Relevant to the question of issues affecting practice, Max Walters recently wrote in the (English and Welsh) Law Society Gazette of the extent to which some English barristers are reporting high levels of stress arising from their work, working environment and government policy. The view is borne out in the recently published book The Secret Barrister: Stories Of The Law And How It’s Broken. Barrister, Ronald Jaffa, in reviewing that book, has written of “legal aid myths such as the old canard of all criminal defence lawyers being paid vast sums per hour.….. Legal aid rates for solicitors in a two-day trial in the Crown Court work out as below the London living wage of £9.75 per hour”. So significant is the book and its content that the Criminal Bar Association and Young Legal Aid Lawyers have raised sufficient crowdfunded money to ensure that a copy of it is sent to every UK Member of Parliament. One might be concerned that such circumstances are hardly conducive to a functional legal system, especially in relation to criminal defence and perhaps these and similar issues are usefully addressed by a greater focus on modern legal practice, in addition to the law itself.

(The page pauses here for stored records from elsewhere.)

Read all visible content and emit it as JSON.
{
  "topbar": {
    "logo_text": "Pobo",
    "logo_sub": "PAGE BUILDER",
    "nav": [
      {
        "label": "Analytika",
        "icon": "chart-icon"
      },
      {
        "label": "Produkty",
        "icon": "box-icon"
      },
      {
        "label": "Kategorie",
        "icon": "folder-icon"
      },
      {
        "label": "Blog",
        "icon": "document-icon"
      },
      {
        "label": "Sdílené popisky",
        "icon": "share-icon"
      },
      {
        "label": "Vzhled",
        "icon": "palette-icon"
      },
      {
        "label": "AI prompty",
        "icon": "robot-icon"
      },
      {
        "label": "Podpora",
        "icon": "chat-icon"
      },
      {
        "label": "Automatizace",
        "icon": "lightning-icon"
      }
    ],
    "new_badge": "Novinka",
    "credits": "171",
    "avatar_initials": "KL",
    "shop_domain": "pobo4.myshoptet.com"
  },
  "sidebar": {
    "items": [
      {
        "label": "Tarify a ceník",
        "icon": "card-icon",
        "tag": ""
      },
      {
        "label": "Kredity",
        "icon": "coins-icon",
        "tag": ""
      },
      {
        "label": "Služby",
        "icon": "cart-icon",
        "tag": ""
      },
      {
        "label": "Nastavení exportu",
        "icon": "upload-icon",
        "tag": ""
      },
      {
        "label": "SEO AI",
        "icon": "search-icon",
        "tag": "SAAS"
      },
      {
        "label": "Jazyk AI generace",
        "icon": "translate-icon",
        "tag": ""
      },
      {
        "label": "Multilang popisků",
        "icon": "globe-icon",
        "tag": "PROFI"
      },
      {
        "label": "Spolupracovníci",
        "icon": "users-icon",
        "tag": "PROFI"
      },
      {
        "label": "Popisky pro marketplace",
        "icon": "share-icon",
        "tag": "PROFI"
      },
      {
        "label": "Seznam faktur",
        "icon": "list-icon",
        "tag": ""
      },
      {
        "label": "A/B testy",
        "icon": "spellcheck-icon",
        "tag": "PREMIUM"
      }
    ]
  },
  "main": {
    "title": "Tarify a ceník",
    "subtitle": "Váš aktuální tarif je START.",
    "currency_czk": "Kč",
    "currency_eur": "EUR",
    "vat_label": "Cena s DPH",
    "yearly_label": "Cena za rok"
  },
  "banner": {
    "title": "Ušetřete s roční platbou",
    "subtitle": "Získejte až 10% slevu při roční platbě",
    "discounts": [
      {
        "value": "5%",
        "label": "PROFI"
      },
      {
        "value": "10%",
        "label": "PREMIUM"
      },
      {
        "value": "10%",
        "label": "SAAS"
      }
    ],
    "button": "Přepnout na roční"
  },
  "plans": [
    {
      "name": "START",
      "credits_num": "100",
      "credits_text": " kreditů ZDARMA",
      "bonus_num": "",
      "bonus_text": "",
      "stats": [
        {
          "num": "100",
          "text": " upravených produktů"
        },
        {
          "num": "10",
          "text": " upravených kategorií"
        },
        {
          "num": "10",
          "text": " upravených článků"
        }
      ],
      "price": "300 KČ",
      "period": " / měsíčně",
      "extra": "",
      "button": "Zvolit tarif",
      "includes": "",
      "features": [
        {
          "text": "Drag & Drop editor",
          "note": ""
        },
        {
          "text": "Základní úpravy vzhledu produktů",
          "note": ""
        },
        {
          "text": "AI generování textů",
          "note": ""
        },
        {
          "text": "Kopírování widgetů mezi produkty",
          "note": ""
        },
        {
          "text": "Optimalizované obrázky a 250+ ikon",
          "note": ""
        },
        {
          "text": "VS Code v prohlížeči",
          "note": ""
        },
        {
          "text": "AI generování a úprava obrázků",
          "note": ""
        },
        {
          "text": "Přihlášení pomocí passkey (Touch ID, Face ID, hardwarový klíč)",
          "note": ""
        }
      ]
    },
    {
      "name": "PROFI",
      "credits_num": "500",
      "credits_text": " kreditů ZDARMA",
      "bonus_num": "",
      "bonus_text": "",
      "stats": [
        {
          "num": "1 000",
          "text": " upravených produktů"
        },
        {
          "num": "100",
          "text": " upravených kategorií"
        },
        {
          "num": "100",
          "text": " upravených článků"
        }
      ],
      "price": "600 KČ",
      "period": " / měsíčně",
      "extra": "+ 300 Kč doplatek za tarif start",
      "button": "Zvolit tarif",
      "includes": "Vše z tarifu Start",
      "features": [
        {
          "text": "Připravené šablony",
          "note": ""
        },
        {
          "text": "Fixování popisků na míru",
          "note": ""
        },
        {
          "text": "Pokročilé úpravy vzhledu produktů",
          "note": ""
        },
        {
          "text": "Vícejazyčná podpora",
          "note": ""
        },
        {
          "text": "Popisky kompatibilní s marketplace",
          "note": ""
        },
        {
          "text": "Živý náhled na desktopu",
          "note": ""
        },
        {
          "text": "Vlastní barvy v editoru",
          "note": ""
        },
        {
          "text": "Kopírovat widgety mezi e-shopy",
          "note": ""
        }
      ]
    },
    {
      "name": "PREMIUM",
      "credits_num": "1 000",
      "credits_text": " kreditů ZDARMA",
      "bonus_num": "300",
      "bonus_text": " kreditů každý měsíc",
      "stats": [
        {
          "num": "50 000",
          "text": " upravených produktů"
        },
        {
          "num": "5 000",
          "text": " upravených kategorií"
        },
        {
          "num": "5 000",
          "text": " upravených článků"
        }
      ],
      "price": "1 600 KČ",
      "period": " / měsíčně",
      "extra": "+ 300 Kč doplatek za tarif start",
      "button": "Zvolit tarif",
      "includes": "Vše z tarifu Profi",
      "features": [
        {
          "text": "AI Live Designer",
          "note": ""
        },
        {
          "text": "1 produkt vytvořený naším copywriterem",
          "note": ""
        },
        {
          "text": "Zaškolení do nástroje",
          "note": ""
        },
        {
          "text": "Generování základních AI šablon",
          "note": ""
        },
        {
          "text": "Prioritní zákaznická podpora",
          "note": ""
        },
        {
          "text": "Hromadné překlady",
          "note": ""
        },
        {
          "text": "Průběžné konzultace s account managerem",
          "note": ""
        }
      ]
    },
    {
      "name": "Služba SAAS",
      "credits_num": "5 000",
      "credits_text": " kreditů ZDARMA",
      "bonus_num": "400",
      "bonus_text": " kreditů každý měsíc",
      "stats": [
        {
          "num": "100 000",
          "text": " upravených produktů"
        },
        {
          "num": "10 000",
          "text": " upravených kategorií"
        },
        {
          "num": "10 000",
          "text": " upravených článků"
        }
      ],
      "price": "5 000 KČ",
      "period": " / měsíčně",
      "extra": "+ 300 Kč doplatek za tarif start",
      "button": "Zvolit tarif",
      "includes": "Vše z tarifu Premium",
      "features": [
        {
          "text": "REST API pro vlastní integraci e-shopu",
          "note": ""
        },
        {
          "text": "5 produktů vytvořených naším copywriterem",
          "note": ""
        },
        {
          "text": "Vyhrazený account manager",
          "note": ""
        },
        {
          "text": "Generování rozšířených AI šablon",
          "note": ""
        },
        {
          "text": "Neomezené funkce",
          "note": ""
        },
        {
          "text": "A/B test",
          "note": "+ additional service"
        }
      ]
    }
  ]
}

Clearly, Slaw successfully taps into modern legal practice trends, albeit with a primary focus on Canadian practice but additionally with much broader application. Many, if not most of its blog post categories and range of columns are consistent with my extended focus of interest and I hope to be able to look to many Slaw contributors and readers for articles and advice that will help ensure that Modern Legal Practice (the journal) continues to grow in influence and popularity. In turn, it will permit, to an increasing extent, the dissemination and exchange of knowledge and experience in legal, knowledge management, administrative, technical and other circles around the world, including Europe, the Americas, the Far East, Australasia and the fast-moving developing nations. Among articles to date, opportunities and challenges in Latin America, Africa and of course, surrounding the Brexit implications, have been covered.